====== Data records
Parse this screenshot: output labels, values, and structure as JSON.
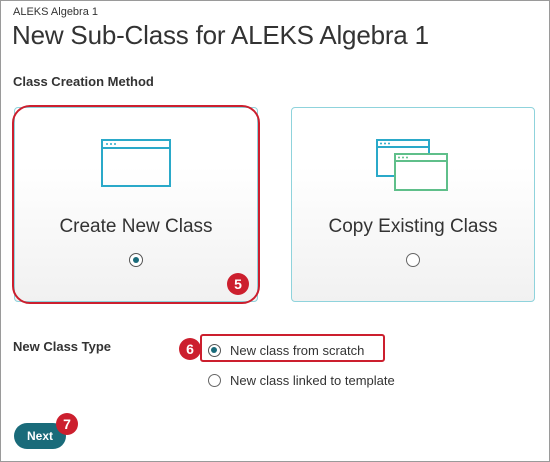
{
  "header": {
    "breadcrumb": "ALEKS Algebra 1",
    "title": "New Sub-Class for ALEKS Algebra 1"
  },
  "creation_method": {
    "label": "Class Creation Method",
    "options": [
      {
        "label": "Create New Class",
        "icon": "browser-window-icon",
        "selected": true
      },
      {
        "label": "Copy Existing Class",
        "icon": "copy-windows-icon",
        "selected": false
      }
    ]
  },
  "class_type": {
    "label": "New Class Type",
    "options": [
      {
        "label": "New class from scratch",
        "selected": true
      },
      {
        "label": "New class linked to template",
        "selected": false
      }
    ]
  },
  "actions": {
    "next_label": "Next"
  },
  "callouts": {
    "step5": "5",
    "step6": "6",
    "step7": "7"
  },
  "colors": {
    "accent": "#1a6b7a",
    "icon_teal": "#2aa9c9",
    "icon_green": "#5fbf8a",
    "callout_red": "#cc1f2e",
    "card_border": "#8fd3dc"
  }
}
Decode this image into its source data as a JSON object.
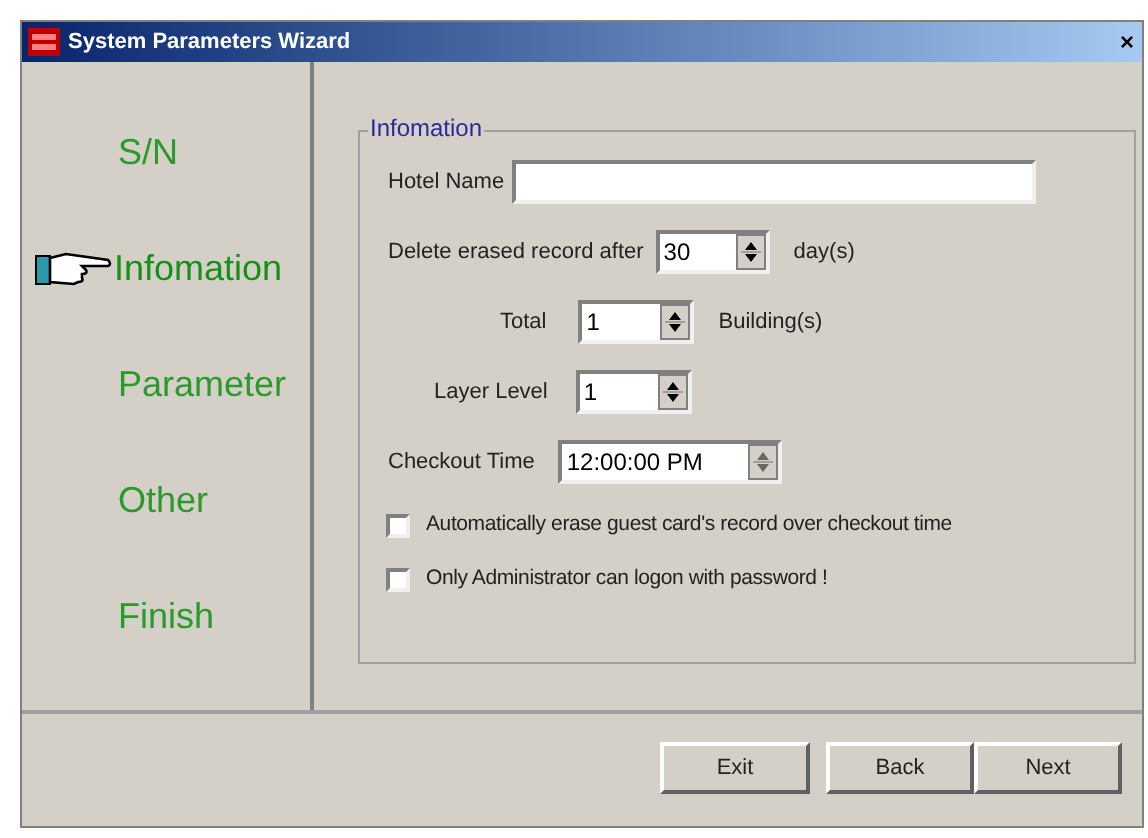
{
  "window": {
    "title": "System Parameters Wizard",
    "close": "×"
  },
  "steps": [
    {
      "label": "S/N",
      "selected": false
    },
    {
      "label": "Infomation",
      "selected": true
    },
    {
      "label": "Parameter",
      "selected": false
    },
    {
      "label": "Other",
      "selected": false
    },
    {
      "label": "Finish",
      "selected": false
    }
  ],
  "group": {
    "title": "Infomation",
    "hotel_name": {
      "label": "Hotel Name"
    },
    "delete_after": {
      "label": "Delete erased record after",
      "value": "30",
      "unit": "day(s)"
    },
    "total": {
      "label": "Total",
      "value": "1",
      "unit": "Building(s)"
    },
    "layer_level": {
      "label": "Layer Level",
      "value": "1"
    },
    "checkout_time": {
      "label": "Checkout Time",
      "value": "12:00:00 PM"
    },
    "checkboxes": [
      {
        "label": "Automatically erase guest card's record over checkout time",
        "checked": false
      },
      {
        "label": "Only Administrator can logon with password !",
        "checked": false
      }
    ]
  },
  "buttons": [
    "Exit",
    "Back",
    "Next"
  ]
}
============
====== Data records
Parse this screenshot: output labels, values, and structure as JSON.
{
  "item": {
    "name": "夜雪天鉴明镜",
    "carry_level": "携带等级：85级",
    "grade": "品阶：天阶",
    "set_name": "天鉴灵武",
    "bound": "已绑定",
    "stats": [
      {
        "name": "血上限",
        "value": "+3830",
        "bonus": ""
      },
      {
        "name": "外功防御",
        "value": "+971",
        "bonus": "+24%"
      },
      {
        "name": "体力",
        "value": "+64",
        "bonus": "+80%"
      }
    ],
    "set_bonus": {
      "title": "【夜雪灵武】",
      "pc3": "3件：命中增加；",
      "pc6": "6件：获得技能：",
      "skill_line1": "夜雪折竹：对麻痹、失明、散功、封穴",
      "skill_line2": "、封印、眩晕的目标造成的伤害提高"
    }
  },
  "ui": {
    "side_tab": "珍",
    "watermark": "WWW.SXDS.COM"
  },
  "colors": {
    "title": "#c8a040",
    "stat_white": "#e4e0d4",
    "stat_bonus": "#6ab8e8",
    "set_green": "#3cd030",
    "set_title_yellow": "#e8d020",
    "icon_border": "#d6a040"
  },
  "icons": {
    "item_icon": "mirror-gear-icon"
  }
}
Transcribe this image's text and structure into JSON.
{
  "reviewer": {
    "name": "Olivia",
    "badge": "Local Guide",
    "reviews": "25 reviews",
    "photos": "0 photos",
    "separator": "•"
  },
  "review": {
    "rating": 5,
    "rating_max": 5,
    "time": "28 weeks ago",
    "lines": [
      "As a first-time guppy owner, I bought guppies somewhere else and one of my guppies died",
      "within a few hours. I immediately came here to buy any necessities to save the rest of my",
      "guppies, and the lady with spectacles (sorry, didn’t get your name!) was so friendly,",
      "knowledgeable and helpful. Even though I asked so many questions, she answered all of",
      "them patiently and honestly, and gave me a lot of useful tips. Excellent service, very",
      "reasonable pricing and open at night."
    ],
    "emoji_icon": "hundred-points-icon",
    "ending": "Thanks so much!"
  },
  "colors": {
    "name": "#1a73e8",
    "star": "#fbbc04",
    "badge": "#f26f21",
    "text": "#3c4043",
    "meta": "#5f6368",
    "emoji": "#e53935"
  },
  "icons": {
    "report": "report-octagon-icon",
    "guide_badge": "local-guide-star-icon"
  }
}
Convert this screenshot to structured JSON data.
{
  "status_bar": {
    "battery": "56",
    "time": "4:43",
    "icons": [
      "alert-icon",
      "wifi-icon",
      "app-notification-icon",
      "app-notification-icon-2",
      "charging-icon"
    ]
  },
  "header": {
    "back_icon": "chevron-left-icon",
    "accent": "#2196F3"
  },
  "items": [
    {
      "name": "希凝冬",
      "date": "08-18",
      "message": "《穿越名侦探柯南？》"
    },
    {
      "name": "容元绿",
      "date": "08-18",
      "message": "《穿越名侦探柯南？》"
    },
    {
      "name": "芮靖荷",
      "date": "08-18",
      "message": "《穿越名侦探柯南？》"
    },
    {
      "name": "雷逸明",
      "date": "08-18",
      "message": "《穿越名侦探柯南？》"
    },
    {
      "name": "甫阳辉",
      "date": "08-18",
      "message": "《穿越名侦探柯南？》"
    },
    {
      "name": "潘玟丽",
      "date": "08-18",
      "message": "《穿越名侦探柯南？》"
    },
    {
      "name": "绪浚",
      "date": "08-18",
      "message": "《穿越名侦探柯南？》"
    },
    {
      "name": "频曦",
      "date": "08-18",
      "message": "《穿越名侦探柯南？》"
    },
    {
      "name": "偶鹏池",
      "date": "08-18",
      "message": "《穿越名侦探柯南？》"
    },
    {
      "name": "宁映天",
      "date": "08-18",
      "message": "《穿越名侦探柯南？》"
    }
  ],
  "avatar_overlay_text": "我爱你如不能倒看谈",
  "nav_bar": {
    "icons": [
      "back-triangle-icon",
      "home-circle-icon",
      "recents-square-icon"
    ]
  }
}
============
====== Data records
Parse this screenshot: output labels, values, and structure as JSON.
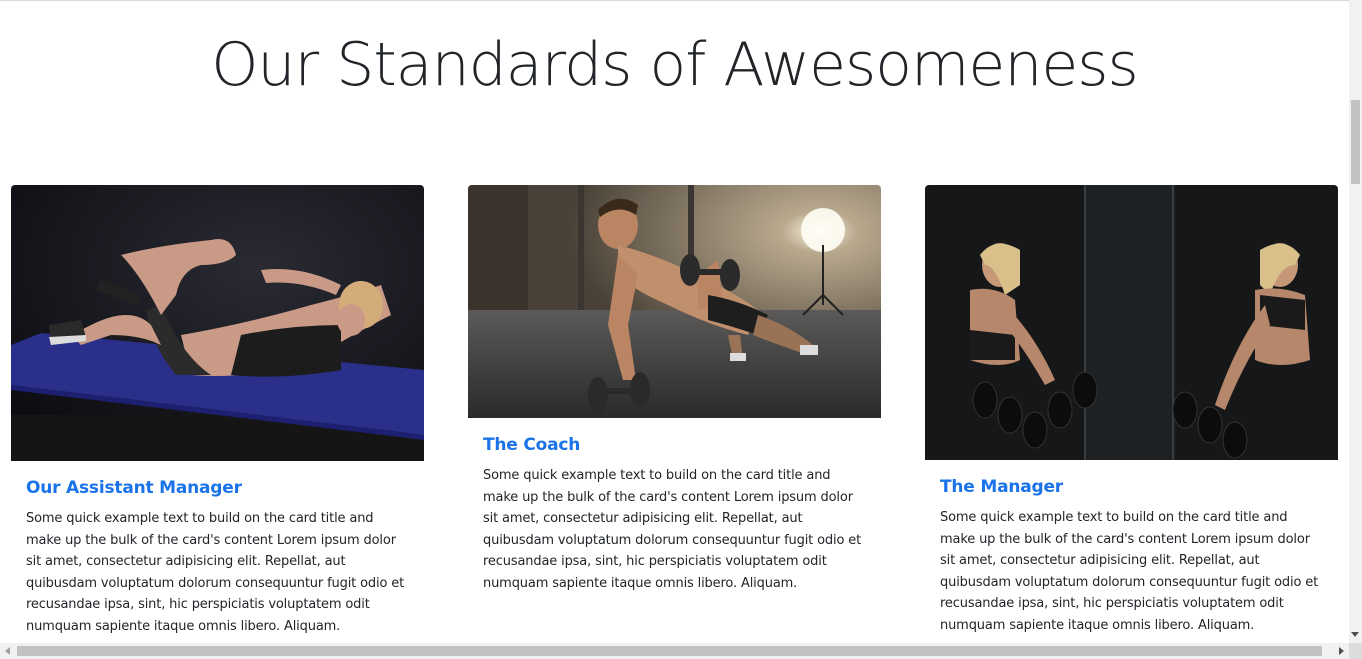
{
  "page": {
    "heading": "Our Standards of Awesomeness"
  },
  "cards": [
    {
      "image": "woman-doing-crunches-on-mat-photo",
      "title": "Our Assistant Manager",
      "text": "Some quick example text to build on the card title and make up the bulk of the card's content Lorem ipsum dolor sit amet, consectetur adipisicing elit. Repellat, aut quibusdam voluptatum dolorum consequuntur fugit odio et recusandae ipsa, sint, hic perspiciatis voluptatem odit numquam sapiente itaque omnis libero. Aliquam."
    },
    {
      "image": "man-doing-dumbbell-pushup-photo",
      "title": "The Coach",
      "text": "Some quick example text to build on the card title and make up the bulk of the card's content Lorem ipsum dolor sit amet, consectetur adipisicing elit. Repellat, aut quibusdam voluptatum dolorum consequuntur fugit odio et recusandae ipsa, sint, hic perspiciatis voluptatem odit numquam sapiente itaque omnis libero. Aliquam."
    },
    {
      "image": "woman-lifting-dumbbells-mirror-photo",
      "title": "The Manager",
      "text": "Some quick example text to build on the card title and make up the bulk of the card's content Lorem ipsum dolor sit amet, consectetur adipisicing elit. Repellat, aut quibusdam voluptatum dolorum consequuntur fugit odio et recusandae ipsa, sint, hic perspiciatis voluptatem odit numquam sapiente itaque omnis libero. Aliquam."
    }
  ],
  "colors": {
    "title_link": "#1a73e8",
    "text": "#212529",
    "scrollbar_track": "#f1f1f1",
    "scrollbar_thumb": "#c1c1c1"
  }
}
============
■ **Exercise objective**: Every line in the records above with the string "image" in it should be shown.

■ **Task result**:
Decode this image into its source data as a JSON object.
Transcribe this image's text and structure into JSON.
      "image": "woman-doing-crunches-on-mat-photo",
      "image": "man-doing-dumbbell-pushup-photo",
      "image": "woman-lifting-dumbbells-mirror-photo",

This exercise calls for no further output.